# EXERCISE PROMPT
Below are some records; repeat them all exactly, minus the pictures.

# EXERCISE DATA
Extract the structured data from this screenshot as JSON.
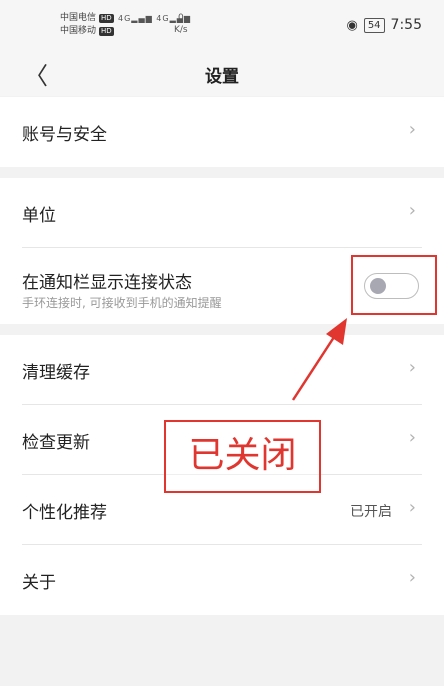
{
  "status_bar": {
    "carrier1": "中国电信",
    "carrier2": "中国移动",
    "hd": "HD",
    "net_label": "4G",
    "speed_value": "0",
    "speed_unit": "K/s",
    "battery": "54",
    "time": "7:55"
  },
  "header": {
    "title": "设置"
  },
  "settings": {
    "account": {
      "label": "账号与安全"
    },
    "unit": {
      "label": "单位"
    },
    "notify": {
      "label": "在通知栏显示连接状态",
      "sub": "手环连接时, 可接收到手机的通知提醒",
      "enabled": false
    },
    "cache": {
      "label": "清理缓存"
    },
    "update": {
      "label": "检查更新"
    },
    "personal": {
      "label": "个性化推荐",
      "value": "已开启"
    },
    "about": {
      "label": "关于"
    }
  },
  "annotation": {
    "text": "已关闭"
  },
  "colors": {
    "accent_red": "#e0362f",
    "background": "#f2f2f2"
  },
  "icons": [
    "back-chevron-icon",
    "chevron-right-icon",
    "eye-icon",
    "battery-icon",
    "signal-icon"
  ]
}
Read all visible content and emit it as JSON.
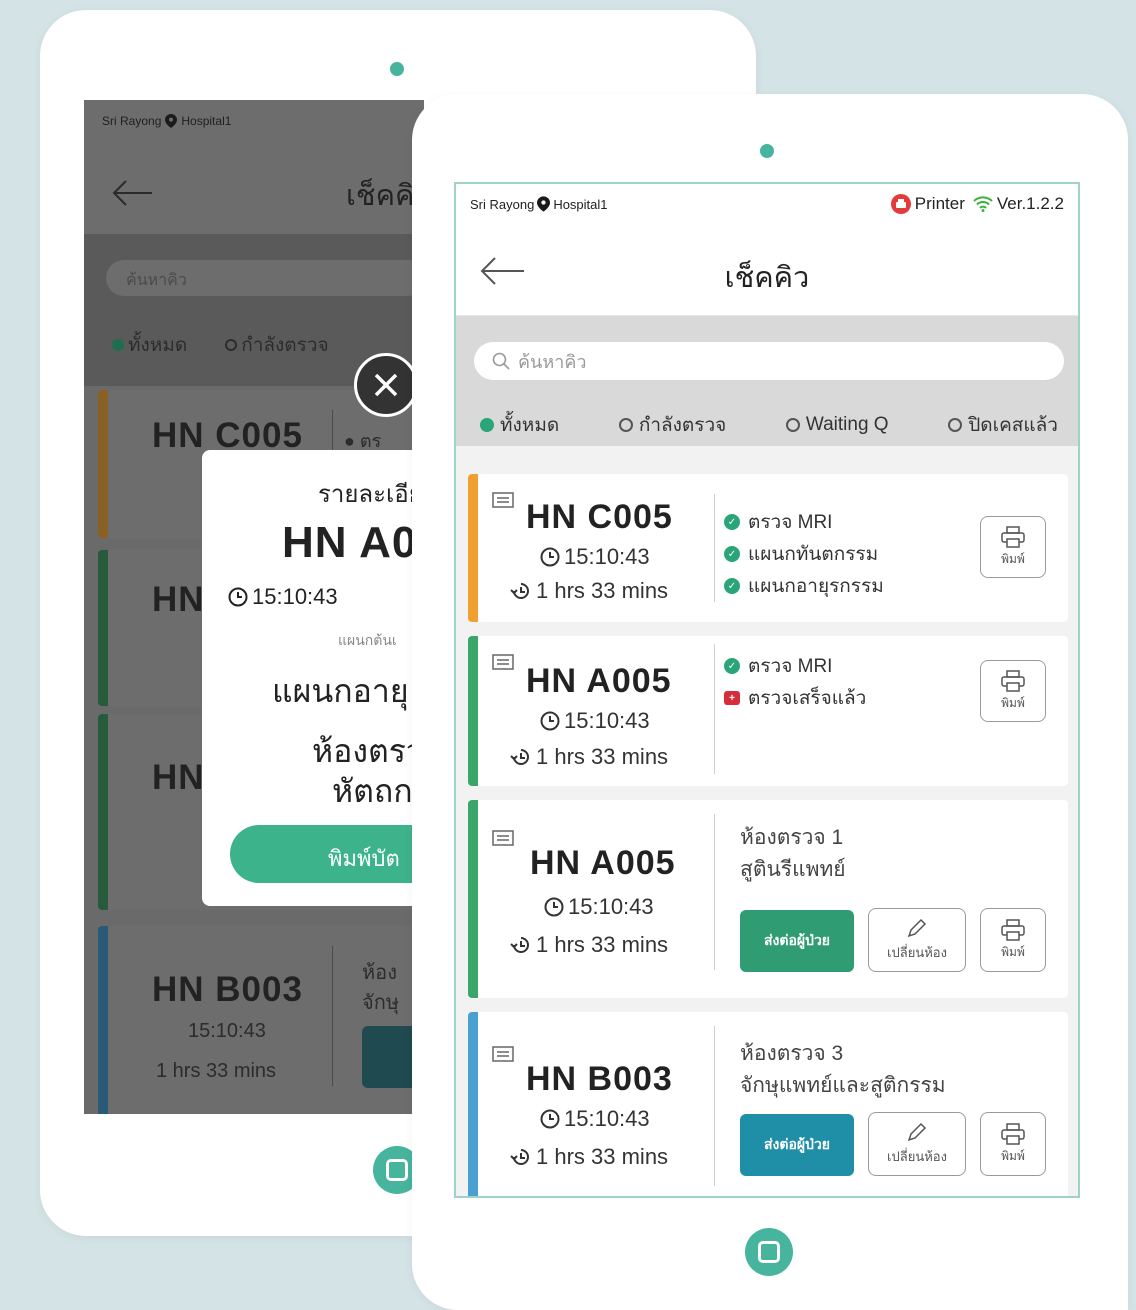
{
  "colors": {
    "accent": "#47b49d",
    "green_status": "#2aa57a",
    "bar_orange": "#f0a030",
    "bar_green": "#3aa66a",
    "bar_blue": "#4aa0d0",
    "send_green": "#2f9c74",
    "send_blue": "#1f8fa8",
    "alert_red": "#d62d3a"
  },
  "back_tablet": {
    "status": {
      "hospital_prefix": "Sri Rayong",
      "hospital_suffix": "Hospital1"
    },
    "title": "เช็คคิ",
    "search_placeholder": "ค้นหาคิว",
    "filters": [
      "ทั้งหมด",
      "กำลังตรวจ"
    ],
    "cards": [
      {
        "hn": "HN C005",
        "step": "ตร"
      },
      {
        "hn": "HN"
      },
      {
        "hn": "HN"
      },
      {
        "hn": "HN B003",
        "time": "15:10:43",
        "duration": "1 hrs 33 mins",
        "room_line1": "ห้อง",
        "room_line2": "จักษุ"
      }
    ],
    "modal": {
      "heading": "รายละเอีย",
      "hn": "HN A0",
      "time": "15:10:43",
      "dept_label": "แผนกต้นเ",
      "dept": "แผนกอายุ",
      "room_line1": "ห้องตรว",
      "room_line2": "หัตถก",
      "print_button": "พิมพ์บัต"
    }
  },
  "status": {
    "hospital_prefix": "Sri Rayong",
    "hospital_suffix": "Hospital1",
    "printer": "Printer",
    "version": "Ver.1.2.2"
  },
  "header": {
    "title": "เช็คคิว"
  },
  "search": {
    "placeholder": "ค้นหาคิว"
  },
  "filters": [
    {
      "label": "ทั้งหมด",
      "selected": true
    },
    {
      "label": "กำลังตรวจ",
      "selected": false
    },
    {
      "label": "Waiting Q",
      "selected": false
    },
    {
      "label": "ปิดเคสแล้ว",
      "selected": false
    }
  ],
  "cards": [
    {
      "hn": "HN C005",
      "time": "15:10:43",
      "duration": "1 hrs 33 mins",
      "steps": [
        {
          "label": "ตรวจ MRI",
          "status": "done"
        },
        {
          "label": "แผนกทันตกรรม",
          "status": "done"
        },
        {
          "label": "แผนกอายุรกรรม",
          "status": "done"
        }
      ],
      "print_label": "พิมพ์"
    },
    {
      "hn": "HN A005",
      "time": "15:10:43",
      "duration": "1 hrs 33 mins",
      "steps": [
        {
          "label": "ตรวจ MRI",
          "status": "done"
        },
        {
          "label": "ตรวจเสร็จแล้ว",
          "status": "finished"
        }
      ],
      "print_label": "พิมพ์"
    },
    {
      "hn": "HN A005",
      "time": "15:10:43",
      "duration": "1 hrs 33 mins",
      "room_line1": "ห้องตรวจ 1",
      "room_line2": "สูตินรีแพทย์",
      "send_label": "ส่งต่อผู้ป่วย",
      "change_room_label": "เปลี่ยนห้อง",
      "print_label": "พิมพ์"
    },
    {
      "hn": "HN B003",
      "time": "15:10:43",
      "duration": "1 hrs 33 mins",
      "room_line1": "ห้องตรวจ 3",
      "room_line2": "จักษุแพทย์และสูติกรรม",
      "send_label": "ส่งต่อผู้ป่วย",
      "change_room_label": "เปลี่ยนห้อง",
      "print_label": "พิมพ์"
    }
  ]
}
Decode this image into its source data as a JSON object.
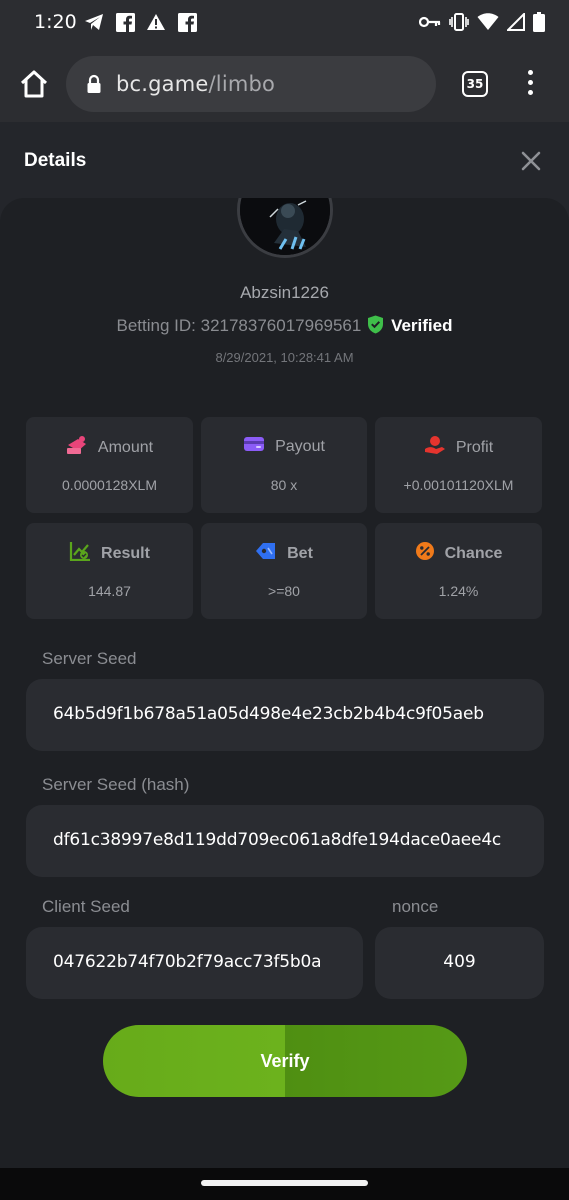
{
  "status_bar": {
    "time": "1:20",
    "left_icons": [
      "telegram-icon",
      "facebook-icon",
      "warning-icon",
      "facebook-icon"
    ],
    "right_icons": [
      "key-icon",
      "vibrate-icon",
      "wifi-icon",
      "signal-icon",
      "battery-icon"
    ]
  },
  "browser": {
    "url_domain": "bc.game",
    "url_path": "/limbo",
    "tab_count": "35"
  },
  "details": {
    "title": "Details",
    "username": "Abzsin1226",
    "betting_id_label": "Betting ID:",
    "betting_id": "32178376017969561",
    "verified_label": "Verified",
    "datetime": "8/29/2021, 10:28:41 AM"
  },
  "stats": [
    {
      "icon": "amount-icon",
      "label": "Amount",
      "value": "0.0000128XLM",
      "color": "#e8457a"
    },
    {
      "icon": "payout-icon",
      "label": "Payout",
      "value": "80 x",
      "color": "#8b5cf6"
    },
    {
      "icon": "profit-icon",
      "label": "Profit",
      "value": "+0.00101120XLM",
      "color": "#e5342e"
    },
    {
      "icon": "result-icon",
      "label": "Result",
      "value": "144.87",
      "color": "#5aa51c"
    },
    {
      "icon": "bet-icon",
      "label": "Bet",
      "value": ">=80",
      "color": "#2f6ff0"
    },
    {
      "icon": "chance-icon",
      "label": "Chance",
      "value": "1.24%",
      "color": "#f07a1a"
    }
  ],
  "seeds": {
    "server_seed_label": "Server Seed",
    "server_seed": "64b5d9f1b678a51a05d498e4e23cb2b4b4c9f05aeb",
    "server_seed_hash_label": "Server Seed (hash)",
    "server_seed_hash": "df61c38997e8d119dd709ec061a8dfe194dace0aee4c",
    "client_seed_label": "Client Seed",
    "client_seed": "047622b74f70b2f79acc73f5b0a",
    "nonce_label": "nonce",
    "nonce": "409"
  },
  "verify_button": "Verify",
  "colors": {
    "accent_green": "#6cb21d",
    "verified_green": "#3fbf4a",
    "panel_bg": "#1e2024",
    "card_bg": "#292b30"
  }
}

# SOLUTION
Extract the structured data from this screenshot as JSON.
{
  "status_bar": {
    "carrier1": "中国电信",
    "carrier2": "中国移动",
    "hd": "HD",
    "net_label": "4G",
    "speed_value": "0",
    "speed_unit": "K/s",
    "battery": "54",
    "time": "7:55"
  },
  "header": {
    "title": "设置"
  },
  "settings": {
    "account": {
      "label": "账号与安全"
    },
    "unit": {
      "label": "单位"
    },
    "notify": {
      "label": "在通知栏显示连接状态",
      "sub": "手环连接时, 可接收到手机的通知提醒",
      "enabled": false
    },
    "cache": {
      "label": "清理缓存"
    },
    "update": {
      "label": "检查更新"
    },
    "personal": {
      "label": "个性化推荐",
      "value": "已开启"
    },
    "about": {
      "label": "关于"
    }
  },
  "annotation": {
    "text": "已关闭"
  },
  "colors": {
    "accent_red": "#e0362f",
    "background": "#f2f2f2"
  },
  "icons": [
    "back-chevron-icon",
    "chevron-right-icon",
    "eye-icon",
    "battery-icon",
    "signal-icon"
  ]
}
Read all visible content and emit it as JSON.
{
  "colors": {
    "accent": "#47b49d",
    "green_status": "#2aa57a",
    "bar_orange": "#f0a030",
    "bar_green": "#3aa66a",
    "bar_blue": "#4aa0d0",
    "send_green": "#2f9c74",
    "send_blue": "#1f8fa8",
    "alert_red": "#d62d3a"
  },
  "back_tablet": {
    "status": {
      "hospital_prefix": "Sri Rayong",
      "hospital_suffix": "Hospital1"
    },
    "title": "เช็คคิ",
    "search_placeholder": "ค้นหาคิว",
    "filters": [
      "ทั้งหมด",
      "กำลังตรวจ"
    ],
    "cards": [
      {
        "hn": "HN C005",
        "step": "ตร"
      },
      {
        "hn": "HN"
      },
      {
        "hn": "HN"
      },
      {
        "hn": "HN B003",
        "time": "15:10:43",
        "duration": "1 hrs 33 mins",
        "room_line1": "ห้อง",
        "room_line2": "จักษุ"
      }
    ],
    "modal": {
      "heading": "รายละเอีย",
      "hn": "HN A0",
      "time": "15:10:43",
      "dept_label": "แผนกต้นเ",
      "dept": "แผนกอายุ",
      "room_line1": "ห้องตรว",
      "room_line2": "หัตถก",
      "print_button": "พิมพ์บัต"
    }
  },
  "status": {
    "hospital_prefix": "Sri Rayong",
    "hospital_suffix": "Hospital1",
    "printer": "Printer",
    "version": "Ver.1.2.2"
  },
  "header": {
    "title": "เช็คคิว"
  },
  "search": {
    "placeholder": "ค้นหาคิว"
  },
  "filters": [
    {
      "label": "ทั้งหมด",
      "selected": true
    },
    {
      "label": "กำลังตรวจ",
      "selected": false
    },
    {
      "label": "Waiting Q",
      "selected": false
    },
    {
      "label": "ปิดเคสแล้ว",
      "selected": false
    }
  ],
  "cards": [
    {
      "hn": "HN C005",
      "time": "15:10:43",
      "duration": "1 hrs 33 mins",
      "steps": [
        {
          "label": "ตรวจ MRI",
          "status": "done"
        },
        {
          "label": "แผนกทันตกรรม",
          "status": "done"
        },
        {
          "label": "แผนกอายุรกรรม",
          "status": "done"
        }
      ],
      "print_label": "พิมพ์"
    },
    {
      "hn": "HN A005",
      "time": "15:10:43",
      "duration": "1 hrs 33 mins",
      "steps": [
        {
          "label": "ตรวจ MRI",
          "status": "done"
        },
        {
          "label": "ตรวจเสร็จแล้ว",
          "status": "finished"
        }
      ],
      "print_label": "พิมพ์"
    },
    {
      "hn": "HN A005",
      "time": "15:10:43",
      "duration": "1 hrs 33 mins",
      "room_line1": "ห้องตรวจ 1",
      "room_line2": "สูตินรีแพทย์",
      "send_label": "ส่งต่อผู้ป่วย",
      "change_room_label": "เปลี่ยนห้อง",
      "print_label": "พิมพ์"
    },
    {
      "hn": "HN B003",
      "time": "15:10:43",
      "duration": "1 hrs 33 mins",
      "room_line1": "ห้องตรวจ 3",
      "room_line2": "จักษุแพทย์และสูติกรรม",
      "send_label": "ส่งต่อผู้ป่วย",
      "change_room_label": "เปลี่ยนห้อง",
      "print_label": "พิมพ์"
    }
  ]
}
Decode this image into its source data as a JSON object.
{
  "status_bar": {
    "time": "1:20",
    "left_icons": [
      "telegram-icon",
      "facebook-icon",
      "warning-icon",
      "facebook-icon"
    ],
    "right_icons": [
      "key-icon",
      "vibrate-icon",
      "wifi-icon",
      "signal-icon",
      "battery-icon"
    ]
  },
  "browser": {
    "url_domain": "bc.game",
    "url_path": "/limbo",
    "tab_count": "35"
  },
  "details": {
    "title": "Details",
    "username": "Abzsin1226",
    "betting_id_label": "Betting ID:",
    "betting_id": "32178376017969561",
    "verified_label": "Verified",
    "datetime": "8/29/2021, 10:28:41 AM"
  },
  "stats": [
    {
      "icon": "amount-icon",
      "label": "Amount",
      "value": "0.0000128XLM",
      "color": "#e8457a"
    },
    {
      "icon": "payout-icon",
      "label": "Payout",
      "value": "80 x",
      "color": "#8b5cf6"
    },
    {
      "icon": "profit-icon",
      "label": "Profit",
      "value": "+0.00101120XLM",
      "color": "#e5342e"
    },
    {
      "icon": "result-icon",
      "label": "Result",
      "value": "144.87",
      "color": "#5aa51c"
    },
    {
      "icon": "bet-icon",
      "label": "Bet",
      "value": ">=80",
      "color": "#2f6ff0"
    },
    {
      "icon": "chance-icon",
      "label": "Chance",
      "value": "1.24%",
      "color": "#f07a1a"
    }
  ],
  "seeds": {
    "server_seed_label": "Server Seed",
    "server_seed": "64b5d9f1b678a51a05d498e4e23cb2b4b4c9f05aeb",
    "server_seed_hash_label": "Server Seed (hash)",
    "server_seed_hash": "df61c38997e8d119dd709ec061a8dfe194dace0aee4c",
    "client_seed_label": "Client Seed",
    "client_seed": "047622b74f70b2f79acc73f5b0a",
    "nonce_label": "nonce",
    "nonce": "409"
  },
  "verify_button": "Verify",
  "colors": {
    "accent_green": "#6cb21d",
    "verified_green": "#3fbf4a",
    "panel_bg": "#1e2024",
    "card_bg": "#292b30"
  }
}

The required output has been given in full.